Anyone who says you can get rich through gambling is a fool or a knave. Multiply the size of the prize by your chance of winning it and you’ll always get a number far lower than what you put into the pot. The only sure winners are the organizers – casino owners, state lotteries, and con artists of all kinds.
Organized gambling is a scam. And it particularly preys upon people with lower incomes – who assume they can’t make it big any other way, who often find it hardest to assess the odds, and whose families can least afford to lose the money.
Yet America is now opening the floodgates.
In December, the Department of Justice announced it was reversing its position that all Internet gambling was illegal. That decision is about to create a boom in online gambling. Expect high-stakes poker to be available on every work desk and mobile phone.
Meanwhile, states are increasingly dependent on revenues from casinos, lotteries, and the “Mega Millions” game (in which 42 states pool their grand prize) to partly refill state coffers.
Given who plays, this is one of the most regressive taxes in the nation. In the most recent Mega Millions game – whose winning tickets were drawn last week and whose jackpot rose to $640 million – lottery ticket buyers shelled out some $1.5 billion, most of which went to state governments.

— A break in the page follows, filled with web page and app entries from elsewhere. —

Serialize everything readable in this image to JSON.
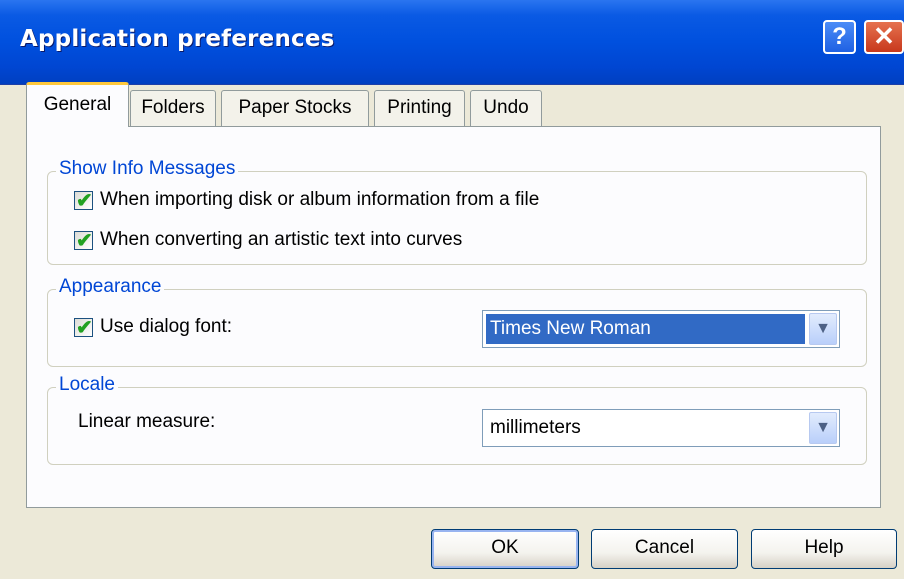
{
  "window": {
    "title": "Application preferences",
    "help_label": "?",
    "close_label": "✕"
  },
  "tabs": [
    {
      "label": "General",
      "active": true
    },
    {
      "label": "Folders",
      "active": false
    },
    {
      "label": "Paper Stocks",
      "active": false
    },
    {
      "label": "Printing",
      "active": false
    },
    {
      "label": "Undo",
      "active": false
    }
  ],
  "show_info": {
    "title": "Show Info Messages",
    "items": [
      {
        "label": "When importing disk or album information from a file",
        "checked": true
      },
      {
        "label": "When converting an artistic text into curves",
        "checked": true
      }
    ]
  },
  "appearance": {
    "title": "Appearance",
    "use_dialog_font": {
      "label": "Use dialog font:",
      "checked": true
    },
    "font_value": "Times New Roman"
  },
  "locale": {
    "title": "Locale",
    "linear_measure_label": "Linear measure:",
    "linear_measure_value": "millimeters"
  },
  "buttons": {
    "ok": "OK",
    "cancel": "Cancel",
    "help": "Help"
  },
  "glyphs": {
    "check": "✔",
    "dropdown": "▼"
  },
  "colors": {
    "titlebar": "#0050de",
    "group_title": "#0046d5",
    "selection": "#316ac5",
    "check": "#21a121"
  }
}
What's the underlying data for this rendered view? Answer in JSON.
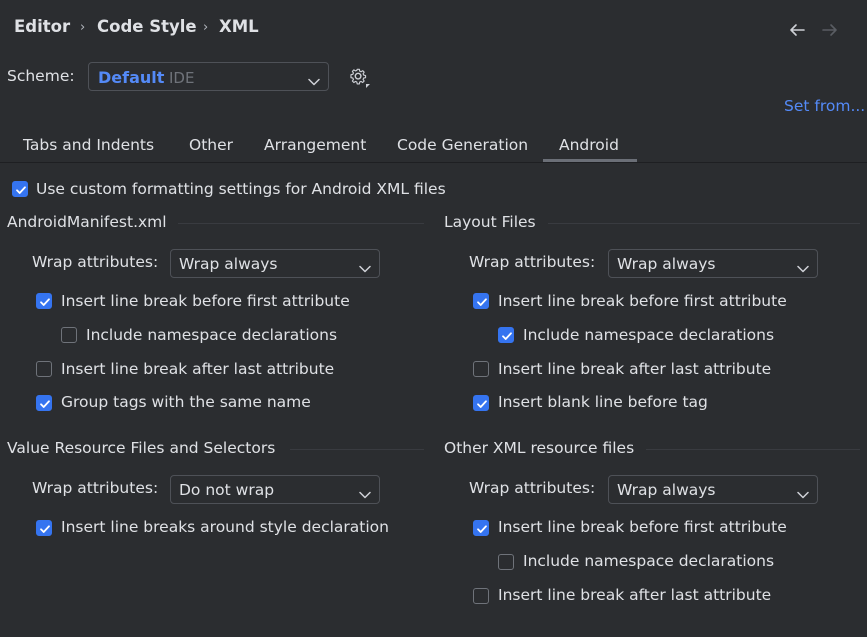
{
  "breadcrumb": {
    "item1": "Editor",
    "item2": "Code Style",
    "item3": "XML",
    "separator": "›"
  },
  "nav": {
    "back_icon": "arrow-left-icon",
    "forward_icon": "arrow-right-icon"
  },
  "scheme": {
    "label": "Scheme:",
    "name": "Default",
    "type": "IDE",
    "settings_icon": "gear-icon"
  },
  "set_from": "Set from...",
  "tabs": [
    {
      "label": "Tabs and Indents"
    },
    {
      "label": "Other"
    },
    {
      "label": "Arrangement"
    },
    {
      "label": "Code Generation"
    },
    {
      "label": "Android",
      "selected": true
    }
  ],
  "use_custom": {
    "label": "Use custom formatting settings for Android XML files",
    "checked": true
  },
  "manifest": {
    "title": "AndroidManifest.xml",
    "wrap_label": "Wrap attributes:",
    "wrap_value": "Wrap always",
    "options": [
      {
        "label": "Insert line break before first attribute",
        "checked": true
      },
      {
        "label": "Include namespace declarations",
        "checked": false
      },
      {
        "label": "Insert line break after last attribute",
        "checked": false
      },
      {
        "label": "Group tags with the same name",
        "checked": true
      }
    ]
  },
  "layout": {
    "title": "Layout Files",
    "wrap_label": "Wrap attributes:",
    "wrap_value": "Wrap always",
    "options": [
      {
        "label": "Insert line break before first attribute",
        "checked": true
      },
      {
        "label": "Include namespace declarations",
        "checked": true
      },
      {
        "label": "Insert line break after last attribute",
        "checked": false
      },
      {
        "label": "Insert blank line before tag",
        "checked": true
      }
    ]
  },
  "values": {
    "title": "Value Resource Files and Selectors",
    "wrap_label": "Wrap attributes:",
    "wrap_value": "Do not wrap",
    "options": [
      {
        "label": "Insert line breaks around style declaration",
        "checked": true
      }
    ]
  },
  "other_xml": {
    "title": "Other XML resource files",
    "wrap_label": "Wrap attributes:",
    "wrap_value": "Wrap always",
    "options": [
      {
        "label": "Insert line break before first attribute",
        "checked": true
      },
      {
        "label": "Include namespace declarations",
        "checked": false
      },
      {
        "label": "Insert line break after last attribute",
        "checked": false
      }
    ]
  },
  "colors": {
    "accent": "#3574f0",
    "link": "#548af7",
    "background": "#2b2d30",
    "text": "#dfe1e5"
  }
}
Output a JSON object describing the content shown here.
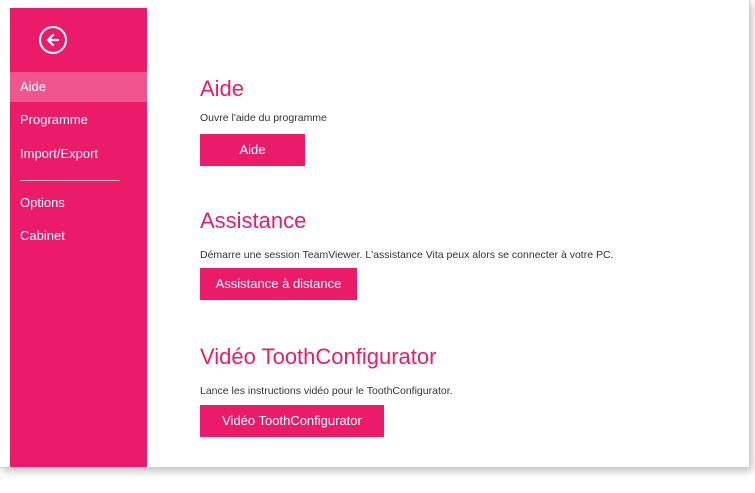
{
  "sidebar": {
    "back_icon": "arrow-left-circle-icon",
    "items": [
      {
        "label": "Aide",
        "active": true
      },
      {
        "label": "Programme",
        "active": false
      },
      {
        "label": "Import/Export",
        "active": false
      },
      {
        "label": "Options",
        "active": false
      },
      {
        "label": "Cabinet",
        "active": false
      }
    ]
  },
  "main": {
    "sections": [
      {
        "title": "Aide",
        "description": "Ouvre l'aide du programme",
        "button_label": "Aide"
      },
      {
        "title": "Assistance",
        "description": "Démarre une session TeamViewer. L'assistance Vita peux alors se connecter à votre PC.",
        "button_label": "Assistance à distance"
      },
      {
        "title": "Vidéo ToothConfigurator",
        "description": "Lance les instructions vidéo pour le ToothConfigurator.",
        "button_label": "Vidéo ToothConfigurator"
      }
    ]
  },
  "colors": {
    "accent": "#ec1b69",
    "active_item": "#f0558f",
    "text": "#333333"
  }
}
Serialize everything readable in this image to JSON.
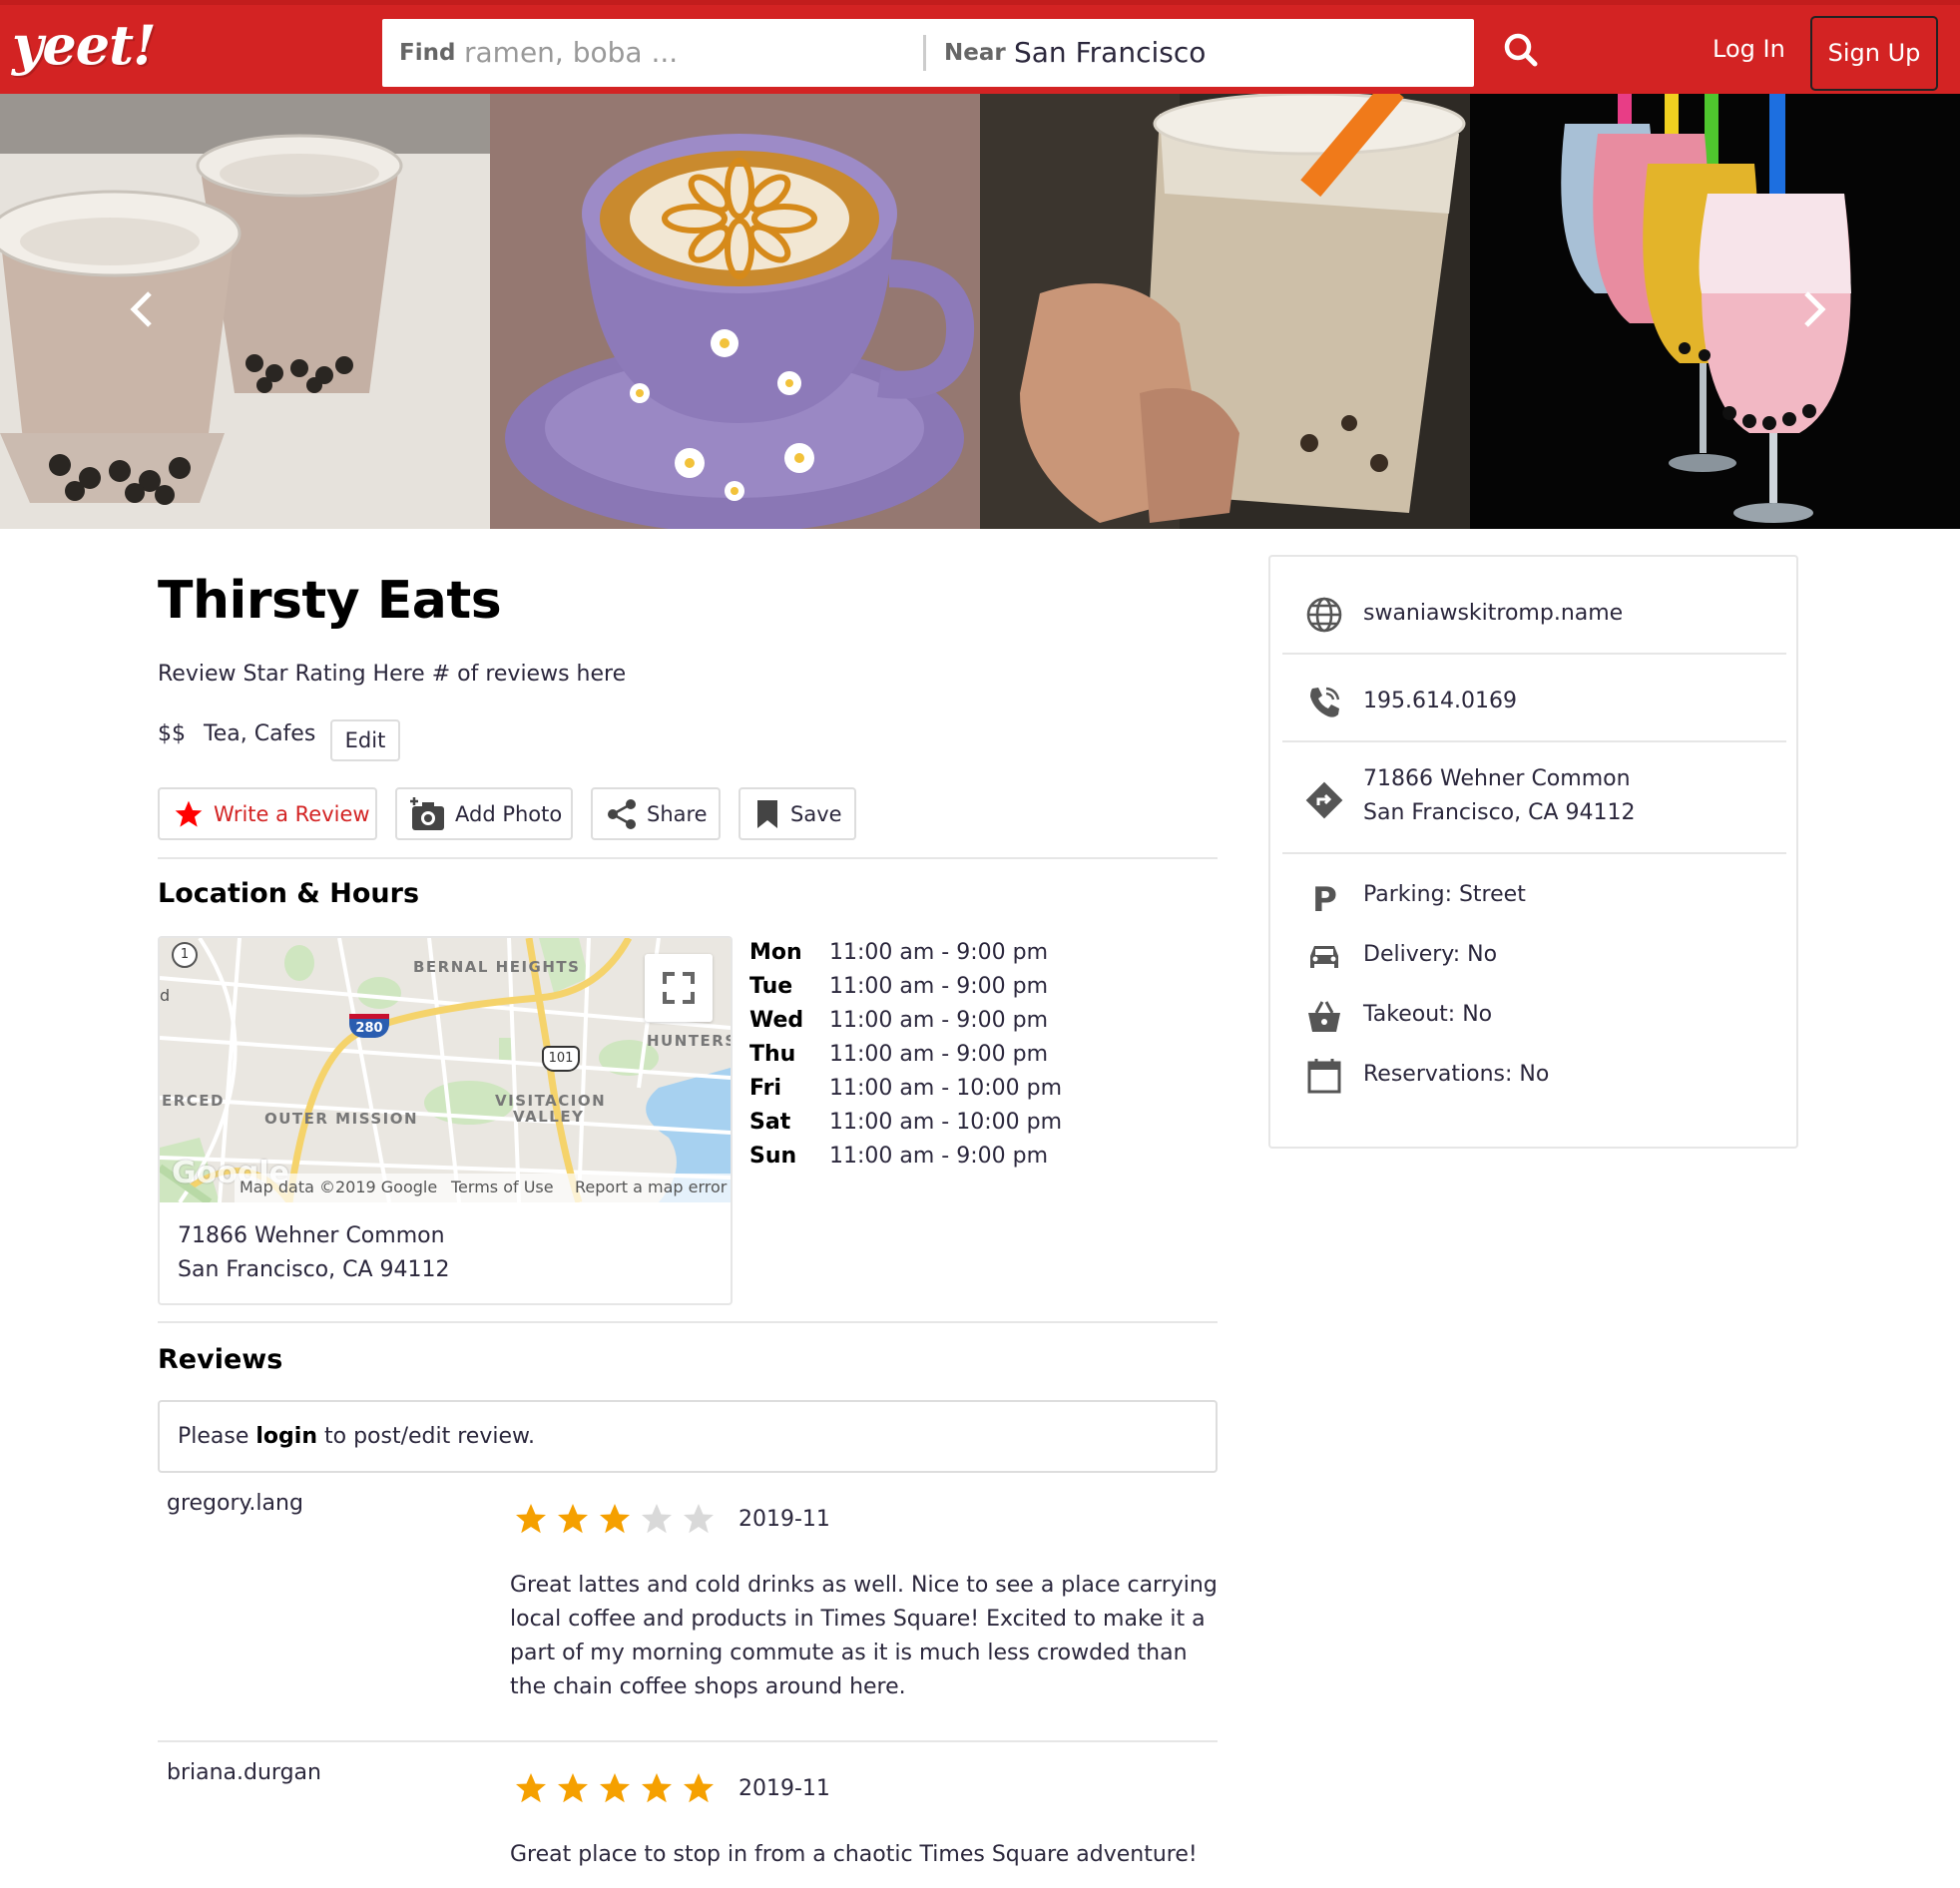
{
  "header": {
    "logo": "yeet!",
    "find_label": "Find",
    "find_placeholder": "ramen, boba ...",
    "near_label": "Near",
    "near_value": "San Francisco",
    "login": "Log In",
    "signup": "Sign Up"
  },
  "colors": {
    "brand": "#d32323",
    "star": "#f5a000",
    "star_empty": "#d9d9d9"
  },
  "business": {
    "name": "Thirsty Eats",
    "rating_placeholder": "Review Star Rating Here",
    "count_placeholder": "# of reviews here",
    "price": "$$",
    "categories": "Tea, Cafes",
    "edit": "Edit"
  },
  "actions": {
    "write_review": "Write a Review",
    "add_photo": "Add Photo",
    "share": "Share",
    "save": "Save"
  },
  "location": {
    "heading": "Location & Hours",
    "address_line1": "71866 Wehner Common",
    "address_line2": "San Francisco, CA 94112",
    "map": {
      "labels": [
        "BERNAL HEIGHTS",
        "HUNTERS",
        "ERCED",
        "OUTER MISSION",
        "VISITACION",
        "VALLEY"
      ],
      "shields": [
        "1",
        "280",
        "101"
      ],
      "left_letter": "d",
      "google": "Google",
      "footer": [
        "Map data ©2019 Google",
        "Terms of Use",
        "Report a map error"
      ]
    },
    "hours": [
      {
        "day": "Mon",
        "time": "11:00 am - 9:00 pm"
      },
      {
        "day": "Tue",
        "time": "11:00 am - 9:00 pm"
      },
      {
        "day": "Wed",
        "time": "11:00 am - 9:00 pm"
      },
      {
        "day": "Thu",
        "time": "11:00 am - 9:00 pm"
      },
      {
        "day": "Fri",
        "time": "11:00 am - 10:00 pm"
      },
      {
        "day": "Sat",
        "time": "11:00 am - 10:00 pm"
      },
      {
        "day": "Sun",
        "time": "11:00 am - 9:00 pm"
      }
    ]
  },
  "reviews": {
    "heading": "Reviews",
    "login_pre": "Please ",
    "login_link": "login",
    "login_post": " to post/edit review.",
    "items": [
      {
        "user": "gregory.lang",
        "stars": 3,
        "date": "2019-11",
        "text": "Great lattes and cold drinks as well. Nice to see a place carrying local coffee and products in Times Square! Excited to make it a part of my morning commute as it is much less crowded than the chain coffee shops around here."
      },
      {
        "user": "briana.durgan",
        "stars": 5,
        "date": "2019-11",
        "text": "Great place to stop in from a chaotic Times Square adventure!"
      }
    ]
  },
  "sidebar": {
    "website": "swaniawskitromp.name",
    "phone": "195.614.0169",
    "address_line1": "71866 Wehner Common",
    "address_line2": "San Francisco, CA 94112",
    "parking": "Parking: Street",
    "delivery": "Delivery: No",
    "takeout": "Takeout: No",
    "reservations": "Reservations: No"
  }
}
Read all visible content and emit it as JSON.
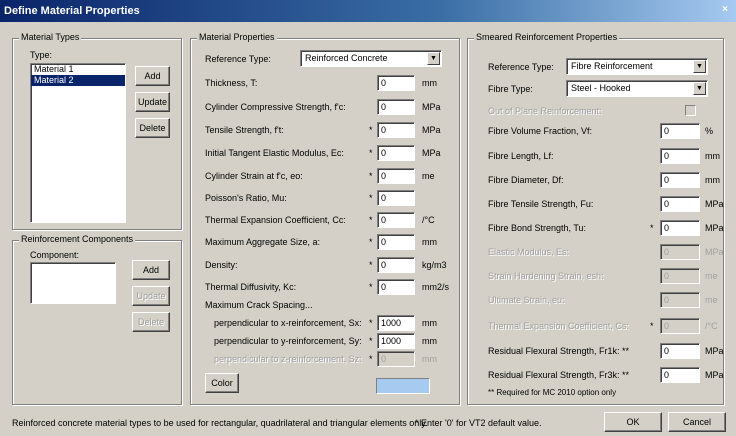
{
  "window": {
    "title": "Define Material Properties",
    "close_glyph": "×"
  },
  "material_types": {
    "legend": "Material Types",
    "type_label": "Type:",
    "items": [
      "Material 1",
      "Material 2"
    ],
    "selected_index": 1,
    "add_label": "Add",
    "update_label": "Update",
    "delete_label": "Delete"
  },
  "reinforcement_components": {
    "legend": "Reinforcement Components",
    "component_label": "Component:",
    "add_label": "Add",
    "update_label": "Update",
    "delete_label": "Delete"
  },
  "material_properties": {
    "legend": "Material Properties",
    "reference_type_label": "Reference Type:",
    "reference_type_value": "Reinforced Concrete",
    "rows": [
      {
        "label": "Thickness, T:",
        "star": "",
        "value": "0",
        "unit": "mm"
      },
      {
        "label": "Cylinder Compressive Strength, f'c:",
        "star": "",
        "value": "0",
        "unit": "MPa"
      },
      {
        "label": "Tensile Strength, f't:",
        "star": "*",
        "value": "0",
        "unit": "MPa"
      },
      {
        "label": "Initial Tangent Elastic Modulus, Ec:",
        "star": "*",
        "value": "0",
        "unit": "MPa"
      },
      {
        "label": "Cylinder Strain at f'c, eo:",
        "star": "*",
        "value": "0",
        "unit": "me"
      },
      {
        "label": "Poisson's Ratio, Mu:",
        "star": "*",
        "value": "0",
        "unit": ""
      },
      {
        "label": "Thermal Expansion Coefficient, Cc:",
        "star": "*",
        "value": "0",
        "unit": "/°C"
      },
      {
        "label": "Maximum Aggregate Size, a:",
        "star": "*",
        "value": "0",
        "unit": "mm"
      },
      {
        "label": "Density:",
        "star": "*",
        "value": "0",
        "unit": "kg/m3"
      },
      {
        "label": "Thermal Diffusivity, Kc:",
        "star": "*",
        "value": "0",
        "unit": "mm2/s"
      }
    ],
    "max_crack_label": "Maximum Crack Spacing...",
    "crack_rows": [
      {
        "label": "perpendicular to x-reinforcement, Sx:",
        "star": "*",
        "value": "1000",
        "unit": "mm"
      },
      {
        "label": "perpendicular to y-reinforcement, Sy:",
        "star": "*",
        "value": "1000",
        "unit": "mm"
      },
      {
        "label": "perpendicular to z-reinforcement, Sz:",
        "star": "*",
        "value": "0",
        "unit": "mm"
      }
    ],
    "color_label": "Color",
    "color_value": "#a6caf0"
  },
  "smeared": {
    "legend": "Smeared Reinforcement Properties",
    "reference_type_label": "Reference Type:",
    "reference_type_value": "Fibre Reinforcement",
    "fibre_type_label": "Fibre Type:",
    "fibre_type_value": "Steel - Hooked",
    "out_of_plane_label": "Out of Plane Reinforcement:",
    "rows": [
      {
        "label": "Fibre Volume Fraction, Vf:",
        "star": "",
        "value": "0",
        "unit": "%"
      },
      {
        "label": "Fibre Length, Lf:",
        "star": "",
        "value": "0",
        "unit": "mm"
      },
      {
        "label": "Fibre Diameter, Df:",
        "star": "",
        "value": "0",
        "unit": "mm"
      },
      {
        "label": "Fibre Tensile Strength, Fu:",
        "star": "",
        "value": "0",
        "unit": "MPa"
      },
      {
        "label": "Fibre Bond Strength, Tu:",
        "star": "*",
        "value": "0",
        "unit": "MPa"
      },
      {
        "label": "Elastic Modulus, Es:",
        "star": "",
        "value": "0",
        "unit": "MPa"
      },
      {
        "label": "Strain Hardening Strain, esh:",
        "star": "",
        "value": "0",
        "unit": "me"
      },
      {
        "label": "Ultimate Strain, eu:",
        "star": "",
        "value": "0",
        "unit": "me"
      },
      {
        "label": "Thermal Expansion Coefficient, Cs:",
        "star": "*",
        "value": "0",
        "unit": "/°C"
      },
      {
        "label": "Residual Flexural Strength, Fr1k: **",
        "star": "",
        "value": "0",
        "unit": "MPa"
      },
      {
        "label": "Residual Flexural Strength, Fr3k: **",
        "star": "",
        "value": "0",
        "unit": "MPa"
      }
    ],
    "mc2010_note": "** Required for MC 2010 option only"
  },
  "footer": {
    "note": "Reinforced concrete material types to be used for rectangular, quadrilateral and triangular elements only.",
    "vt2_note": "* Enter '0' for VT2 default value.",
    "ok_label": "OK",
    "cancel_label": "Cancel"
  }
}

And then there’s the “Jumpstart Our Business Startups” or “JOBS” Act, which President Obama is expected to sign into law Thursday. It allows so-called “crowd funding” by which people whose net worth is less than $100,000 can gamble away (invest) up to 5 percent of their annual incomes in any get-rich-quick scam (start-up) that any huckster (entrepreneur) may sell them.